In the entries below, find each line with the word "Boulevard" and return it.

## The input
════════════════════

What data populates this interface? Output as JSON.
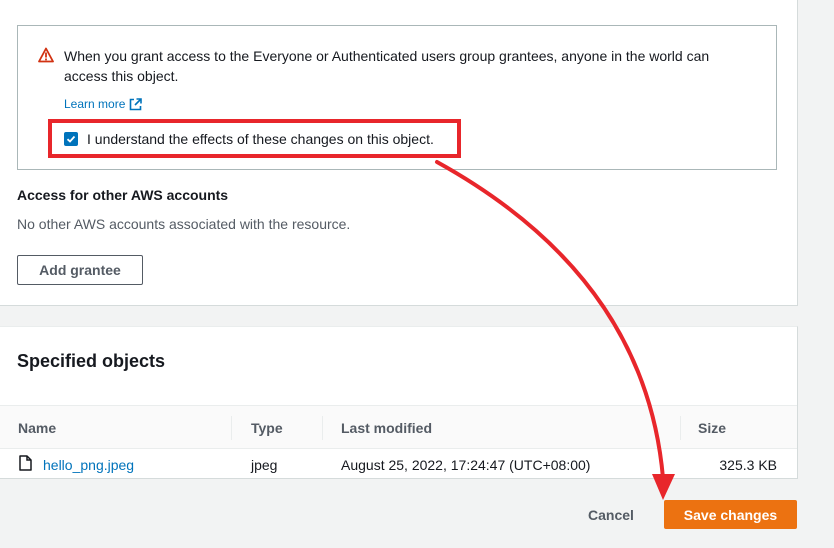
{
  "warning": {
    "text": "When you grant access to the Everyone or Authenticated users group grantees, anyone in the world can access this object.",
    "learn_more": "Learn more",
    "checkbox_label": "I understand the effects of these changes on this object.",
    "checkbox_checked": true
  },
  "other_accounts": {
    "title": "Access for other AWS accounts",
    "description": "No other AWS accounts associated with the resource.",
    "add_button": "Add grantee"
  },
  "objects": {
    "title": "Specified objects",
    "columns": [
      "Name",
      "Type",
      "Last modified",
      "Size"
    ],
    "rows": [
      {
        "name": "hello_png.jpeg",
        "type": "jpeg",
        "last_modified": "August 25, 2022, 17:24:47 (UTC+08:00)",
        "size": "325.3 KB"
      }
    ]
  },
  "footer": {
    "cancel": "Cancel",
    "save": "Save changes"
  },
  "colors": {
    "link": "#0073bb",
    "primary": "#ec7211",
    "warning_icon": "#d13212",
    "annotation": "#e8262b"
  },
  "icons": {
    "warning": "warning-triangle-icon",
    "external": "external-link-icon",
    "file": "file-icon",
    "check": "checkmark-icon"
  }
}
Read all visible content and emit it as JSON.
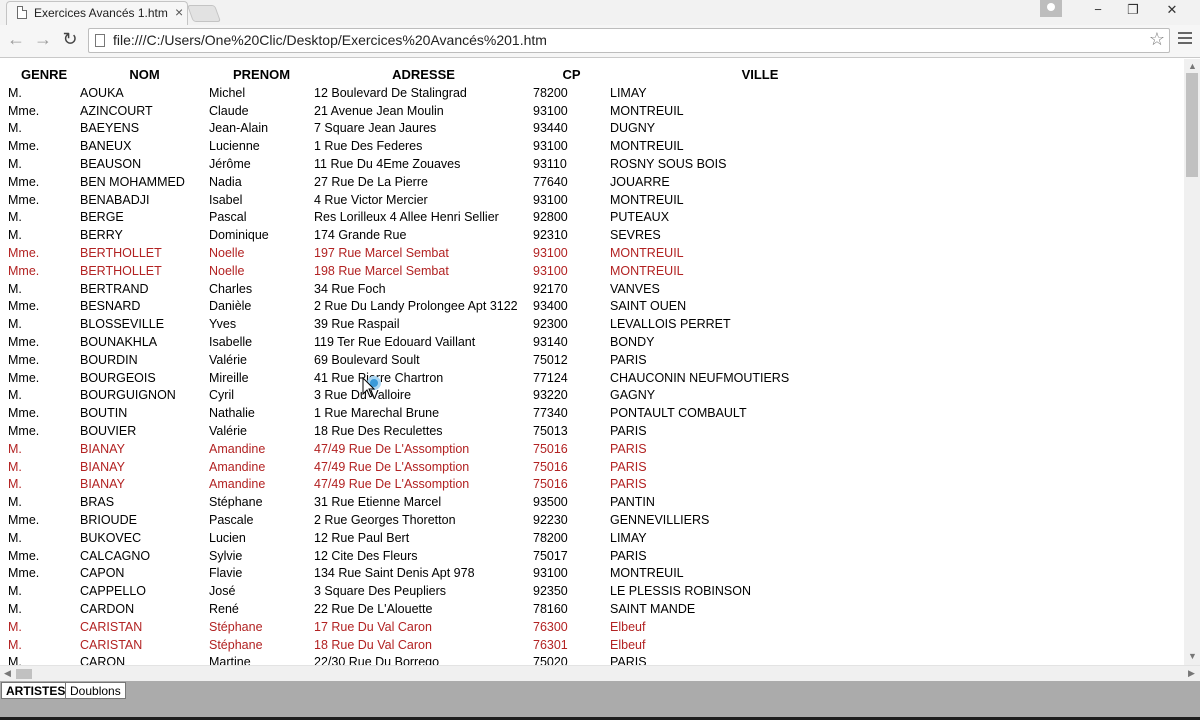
{
  "browser": {
    "tab_title": "Exercices Avancés 1.htm",
    "tab_close": "×",
    "url": "file:///C:/Users/One%20Clic/Desktop/Exercices%20Avancés%201.htm",
    "back_icon": "←",
    "forward_icon": "→",
    "reload_icon": "↻",
    "star_icon": "☆",
    "min_icon": "−",
    "max_icon": "❐",
    "close_icon": "✕"
  },
  "table": {
    "headers": {
      "genre": "GENRE",
      "nom": "NOM",
      "prenom": "PRENOM",
      "adresse": "ADRESSE",
      "cp": "CP",
      "ville": "VILLE"
    },
    "rows": [
      {
        "genre": "M.",
        "nom": "AOUKA",
        "prenom": "Michel",
        "adresse": "12 Boulevard De Stalingrad",
        "cp": "78200",
        "ville": "LIMAY",
        "dup": false
      },
      {
        "genre": "Mme.",
        "nom": "AZINCOURT",
        "prenom": "Claude",
        "adresse": "21 Avenue Jean Moulin",
        "cp": "93100",
        "ville": "MONTREUIL",
        "dup": false
      },
      {
        "genre": "M.",
        "nom": "BAEYENS",
        "prenom": "Jean-Alain",
        "adresse": "7 Square Jean Jaures",
        "cp": "93440",
        "ville": "DUGNY",
        "dup": false
      },
      {
        "genre": "Mme.",
        "nom": "BANEUX",
        "prenom": "Lucienne",
        "adresse": "1 Rue Des Federes",
        "cp": "93100",
        "ville": "MONTREUIL",
        "dup": false
      },
      {
        "genre": "M.",
        "nom": "BEAUSON",
        "prenom": "Jérôme",
        "adresse": "11 Rue Du 4Eme Zouaves",
        "cp": "93110",
        "ville": "ROSNY SOUS BOIS",
        "dup": false
      },
      {
        "genre": "Mme.",
        "nom": "BEN MOHAMMED",
        "prenom": "Nadia",
        "adresse": "27 Rue De La Pierre",
        "cp": "77640",
        "ville": "JOUARRE",
        "dup": false
      },
      {
        "genre": "Mme.",
        "nom": "BENABADJI",
        "prenom": "Isabel",
        "adresse": "4 Rue Victor Mercier",
        "cp": "93100",
        "ville": "MONTREUIL",
        "dup": false
      },
      {
        "genre": "M.",
        "nom": "BERGE",
        "prenom": "Pascal",
        "adresse": "Res Lorilleux 4 Allee Henri Sellier",
        "cp": "92800",
        "ville": "PUTEAUX",
        "dup": false
      },
      {
        "genre": "M.",
        "nom": "BERRY",
        "prenom": "Dominique",
        "adresse": "174 Grande Rue",
        "cp": "92310",
        "ville": "SEVRES",
        "dup": false
      },
      {
        "genre": "Mme.",
        "nom": "BERTHOLLET",
        "prenom": "Noelle",
        "adresse": "197 Rue Marcel Sembat",
        "cp": "93100",
        "ville": "MONTREUIL",
        "dup": true
      },
      {
        "genre": "Mme.",
        "nom": "BERTHOLLET",
        "prenom": "Noelle",
        "adresse": "198 Rue Marcel Sembat",
        "cp": "93100",
        "ville": "MONTREUIL",
        "dup": true
      },
      {
        "genre": "M.",
        "nom": "BERTRAND",
        "prenom": "Charles",
        "adresse": "34 Rue Foch",
        "cp": "92170",
        "ville": "VANVES",
        "dup": false
      },
      {
        "genre": "Mme.",
        "nom": "BESNARD",
        "prenom": "Danièle",
        "adresse": "2 Rue Du Landy Prolongee Apt 3122",
        "cp": "93400",
        "ville": "SAINT OUEN",
        "dup": false
      },
      {
        "genre": "M.",
        "nom": "BLOSSEVILLE",
        "prenom": "Yves",
        "adresse": "39 Rue Raspail",
        "cp": "92300",
        "ville": "LEVALLOIS PERRET",
        "dup": false
      },
      {
        "genre": "Mme.",
        "nom": "BOUNAKHLA",
        "prenom": "Isabelle",
        "adresse": "119 Ter Rue Edouard Vaillant",
        "cp": "93140",
        "ville": "BONDY",
        "dup": false
      },
      {
        "genre": "Mme.",
        "nom": "BOURDIN",
        "prenom": "Valérie",
        "adresse": "69 Boulevard Soult",
        "cp": "75012",
        "ville": "PARIS",
        "dup": false
      },
      {
        "genre": "Mme.",
        "nom": "BOURGEOIS",
        "prenom": "Mireille",
        "adresse": "41 Rue Pierre Chartron",
        "cp": "77124",
        "ville": "CHAUCONIN NEUFMOUTIERS",
        "dup": false
      },
      {
        "genre": "M.",
        "nom": "BOURGUIGNON",
        "prenom": "Cyril",
        "adresse": "3 Rue Du Valloire",
        "cp": "93220",
        "ville": "GAGNY",
        "dup": false
      },
      {
        "genre": "Mme.",
        "nom": "BOUTIN",
        "prenom": "Nathalie",
        "adresse": "1 Rue Marechal Brune",
        "cp": "77340",
        "ville": "PONTAULT COMBAULT",
        "dup": false
      },
      {
        "genre": "Mme.",
        "nom": "BOUVIER",
        "prenom": "Valérie",
        "adresse": "18 Rue Des Reculettes",
        "cp": "75013",
        "ville": "PARIS",
        "dup": false
      },
      {
        "genre": "M.",
        "nom": "BIANAY",
        "prenom": "Amandine",
        "adresse": "47/49 Rue De L'Assomption",
        "cp": "75016",
        "ville": "PARIS",
        "dup": true
      },
      {
        "genre": "M.",
        "nom": "BIANAY",
        "prenom": "Amandine",
        "adresse": "47/49 Rue De L'Assomption",
        "cp": "75016",
        "ville": "PARIS",
        "dup": true
      },
      {
        "genre": "M.",
        "nom": "BIANAY",
        "prenom": "Amandine",
        "adresse": "47/49 Rue De L'Assomption",
        "cp": "75016",
        "ville": "PARIS",
        "dup": true
      },
      {
        "genre": "M.",
        "nom": "BRAS",
        "prenom": "Stéphane",
        "adresse": "31 Rue Etienne Marcel",
        "cp": "93500",
        "ville": "PANTIN",
        "dup": false
      },
      {
        "genre": "Mme.",
        "nom": "BRIOUDE",
        "prenom": "Pascale",
        "adresse": "2 Rue Georges Thoretton",
        "cp": "92230",
        "ville": "GENNEVILLIERS",
        "dup": false
      },
      {
        "genre": "M.",
        "nom": "BUKOVEC",
        "prenom": "Lucien",
        "adresse": "12 Rue Paul Bert",
        "cp": "78200",
        "ville": "LIMAY",
        "dup": false
      },
      {
        "genre": "Mme.",
        "nom": "CALCAGNO",
        "prenom": "Sylvie",
        "adresse": "12 Cite Des Fleurs",
        "cp": "75017",
        "ville": "PARIS",
        "dup": false
      },
      {
        "genre": "Mme.",
        "nom": "CAPON",
        "prenom": "Flavie",
        "adresse": "134 Rue Saint Denis Apt 978",
        "cp": "93100",
        "ville": "MONTREUIL",
        "dup": false
      },
      {
        "genre": "M.",
        "nom": "CAPPELLO",
        "prenom": "José",
        "adresse": "3 Square Des Peupliers",
        "cp": "92350",
        "ville": "LE PLESSIS ROBINSON",
        "dup": false
      },
      {
        "genre": "M.",
        "nom": "CARDON",
        "prenom": "René",
        "adresse": "22 Rue De L'Alouette",
        "cp": "78160",
        "ville": "SAINT MANDE",
        "dup": false
      },
      {
        "genre": "M.",
        "nom": "CARISTAN",
        "prenom": "Stéphane",
        "adresse": "17 Rue Du Val Caron",
        "cp": "76300",
        "ville": "Elbeuf",
        "dup": true
      },
      {
        "genre": "M.",
        "nom": "CARISTAN",
        "prenom": "Stéphane",
        "adresse": "18 Rue Du Val Caron",
        "cp": "76301",
        "ville": "Elbeuf",
        "dup": true
      },
      {
        "genre": "M.",
        "nom": "CARON",
        "prenom": "Martine",
        "adresse": "22/30 Rue Du Borrego",
        "cp": "75020",
        "ville": "PARIS",
        "dup": false
      }
    ]
  },
  "sheet_tabs": [
    {
      "label": "ARTISTES",
      "active": true
    },
    {
      "label": "Doublons",
      "active": false
    }
  ],
  "colors": {
    "duplicate_text": "#b22222",
    "normal_text": "#000000"
  }
}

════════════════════

## Solution for this problem
        "adresse": "12 Boulevard De Stalingrad",
        "adresse": "69 Boulevard Soult",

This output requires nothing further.